Sudanese in Libya: from workers to refugees and illegal immigrants

Sudanese in Libya: from workers to refugees and illegal immigrants

Until recently Libya was considered as a destination for Sudanese, hundreds of thousands of Sudanese immigrate to Libya for work, the Sudanese population in Libya estimated to be 500,000 people half of them are Darfurians, increased number of them arrived to Libya fleeing the conflict in the neighboring Darfur region looking for safety and work to survive. In fact even before the crisis in 2011, unemployment rate in Libya is at high level. Moreover, current crisis in Libya have devastated the economy, the production of oil which represent approximately 99% of the government revenue fell to 22,000 barrel per-day, before conflict the oil production was 1.77 million per-day. Other economic activities affected by destruction of infrastructures, production facilities and limited access to foreign exchange.

The devastated economy and insecurity in Libya have complicated and increased the Sudanese community vulnerabilities. Most of them lost their jobs; hence, they are not any more affording to support their families and relatives as they usually do before the crisis. Given the ongoing conflict in Sudan they are not able to return home as many of them are from the war torn regions. Their status transformed from foreign workers into refugees. As refugees, the Sudanese are suffering lack of protection, shelters and access to basic services and that due to the fact that Libya is not a signatory to the 1951 refugees’ convention. Moreover, the absence and limited access of UNHCR and other international organization that concerned with refugees and human rights. In addition, the weak state authority in areas where most of the Sudanese refugees are staying. Thus, the Sudanese refugees are exposed to indiscriminate killings, kidnapping, detention and forcible labor, forcible recruitment.
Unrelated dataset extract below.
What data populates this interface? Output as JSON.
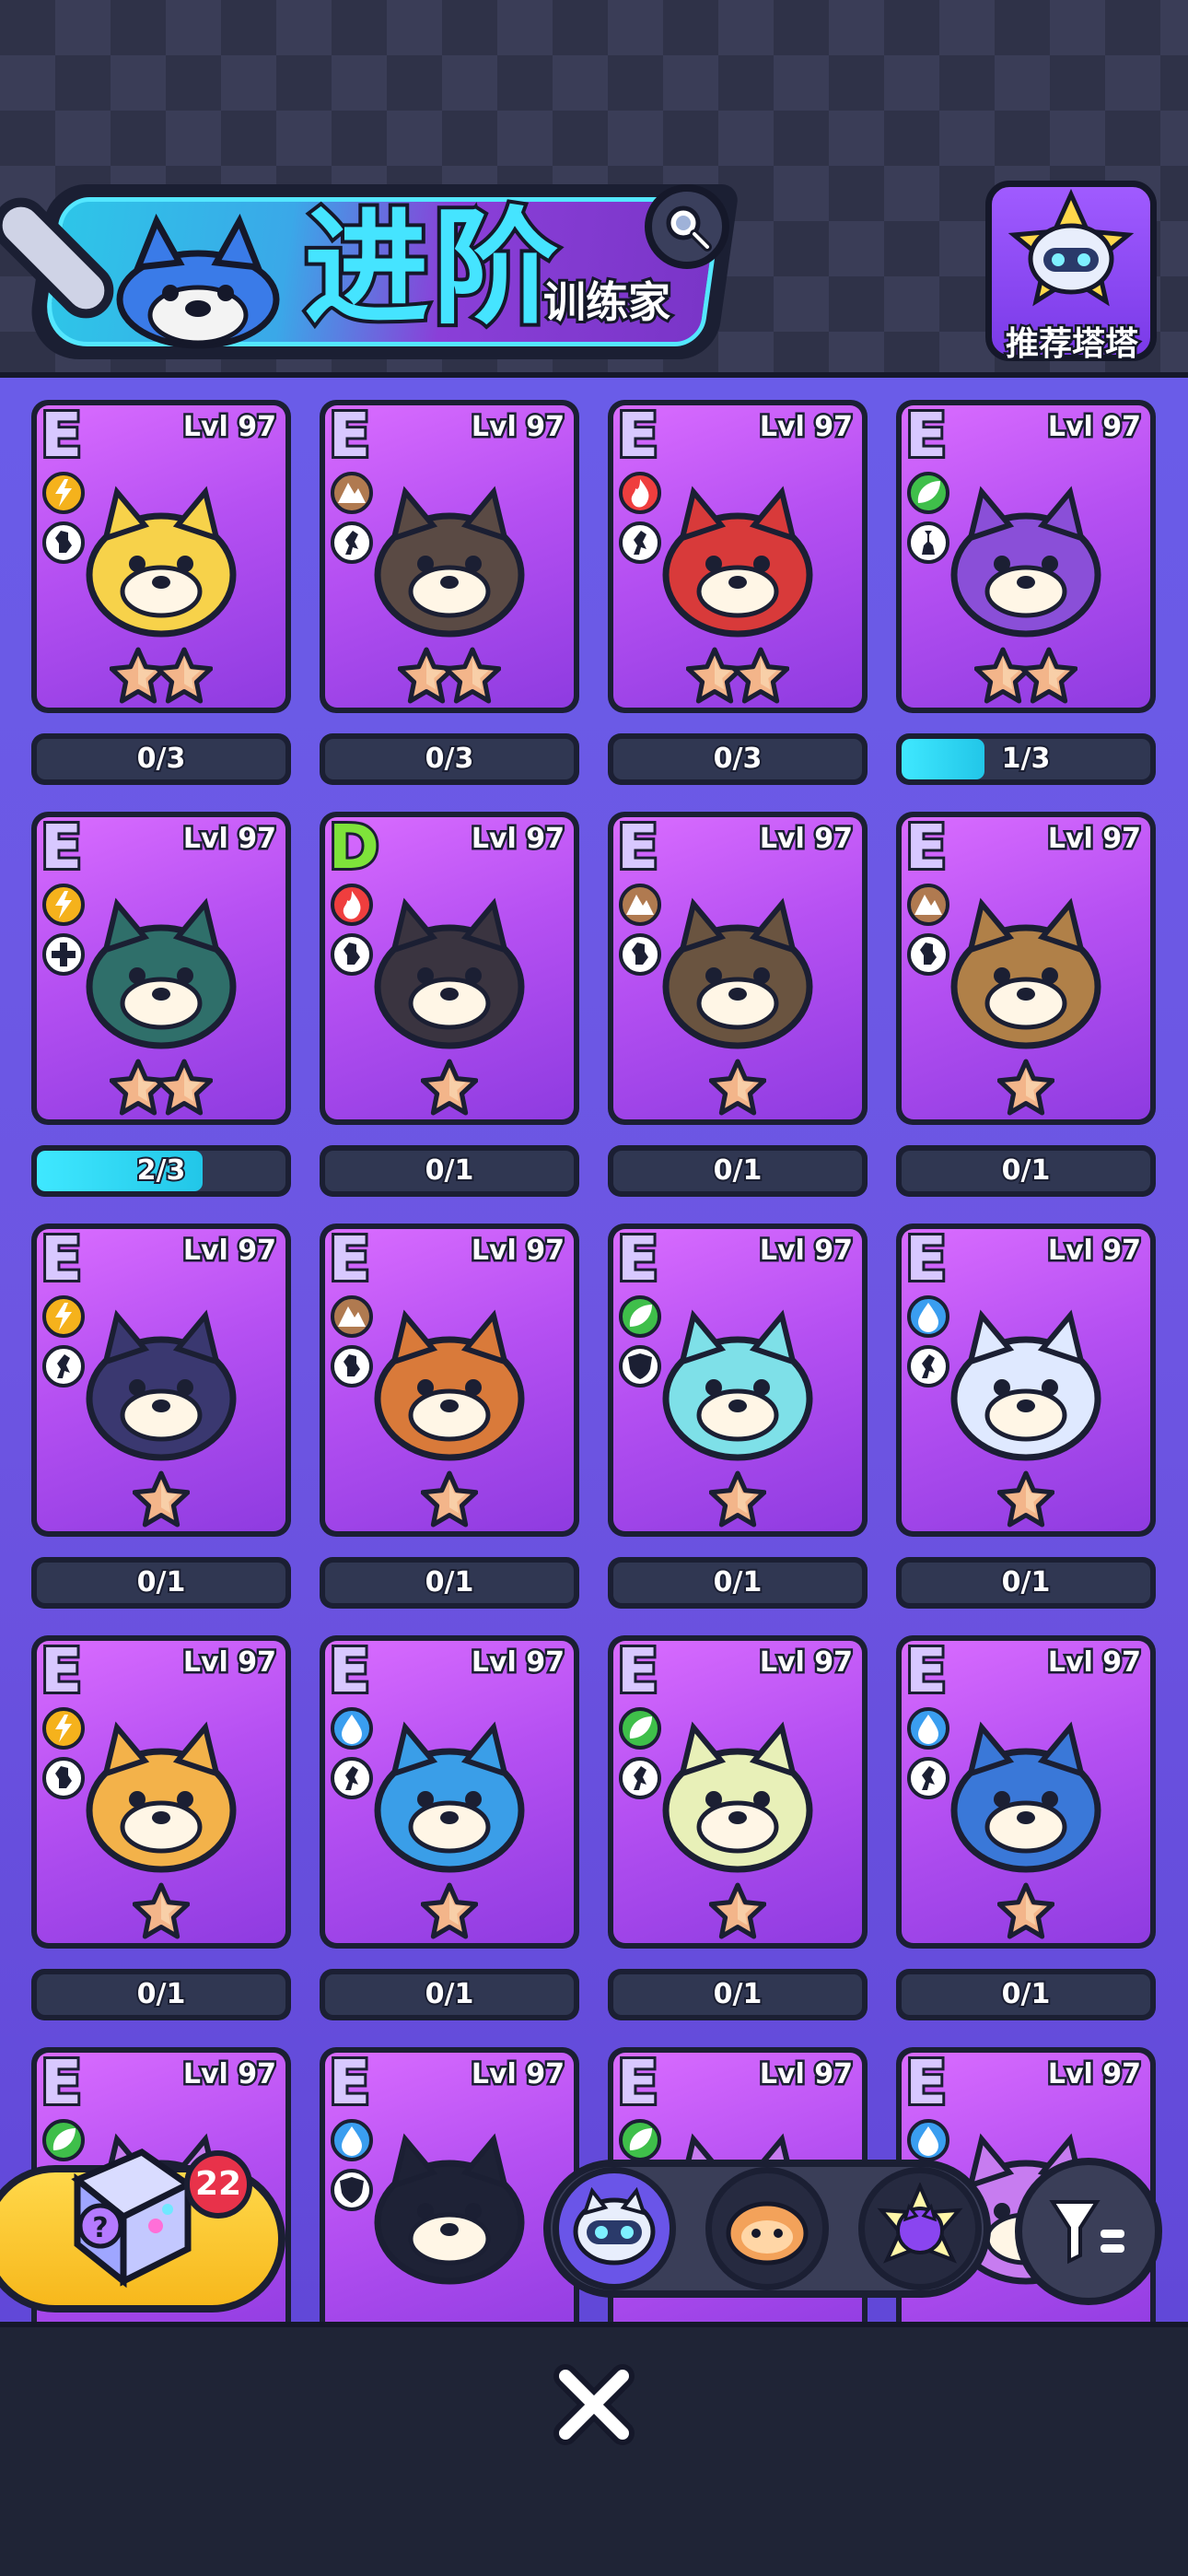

These violations committed by conflict parties, some of these parties accusing Sudan government or Sudanese rebels of interfering into Libyan affairs.

For instance in press release that issued on August 7th 2014, by Sudanese Committee in Libya 16 Sudanese have been killed in crossfire  during  battle between Libyans conflicting parties in Tripoli. In May 2011 an estimated number of 4000 Sudanese crossed the border into Tunisia; they resettled in Shosha refugees’ camp. The camp was attacked and burned by local Tunisians, in this incident 2 Sudanese refugees were killed, the victims’ names are al Umer Ali Abdulnabi from Zalingi town which located in Darfur, the other victim name is Idriss Abdulbagi from Al Gazzera state that located in the middle of Sudan.  A recent media report that published in Sudan Tribune newspaper on May 27th 2016 indicated that 300 Sudanese families have fled from the towns of Sirte and Derna after been captured by ISIS, these families arrived to al Zawia town that located 48 km west of Tripoli. Also Sudanese families have fled Benghazi, Ajdabiya and Sibratha towns following clashes between Libyan factions.

The combination of the dire living conditions of the Sudanese refugees in Libya, the violent conflict and the political crisis in their country have made have irregular migration to Europe as the only option. In 2015 Italy has received 153,840 illegal immigrants, 9000 out of this number are Sudanese[1].  According to Dr. Bashir al Kout the Mediterranean Research Center manager at the International Organization for Cooperation and Emergency Aid (IOCEA) many Sudanese lost their lives during the attempt of irregular migration through the Mediterranean but it is difficult to establish the exact number because the bodies buried without proper documentation. UNHCR reported that 10 Sudanese have lost their lives during illegal migration attempt through Libya in the first 5 months of 2016.  According to Dr. Abdulmunim al Hur the Arab Human Rights Organization –Libya Branch G. Secretary (AHRO – Libya), there are 9 illegal immigrants’ detentions centers across the country, in each center around 4000 to 5000 foreign national, 10% among those detainees are Sudanese[2]. Dr. Abdulmunim al Hur added that the number of the detention centers was 19, ten centers were closed by the authorities in February 2016 due to lack of resources.

The plight of the Sudanese refugees in Libya continues, they have been left with hard choices as conflict and political crisis in Sudan remain unresolved. ACS calls for a joint initiative led by the Sudanese human rights organizations and the concerned regional and international bodies to address the Sudanese refugees’ crisis in Libya.

[1] Dr. Bashir al Kout interview – June 2016

[2] Interview with Dr. Abdulmunim al Hur – June 2016


The Sudanese in Libya The Sudanese in Libya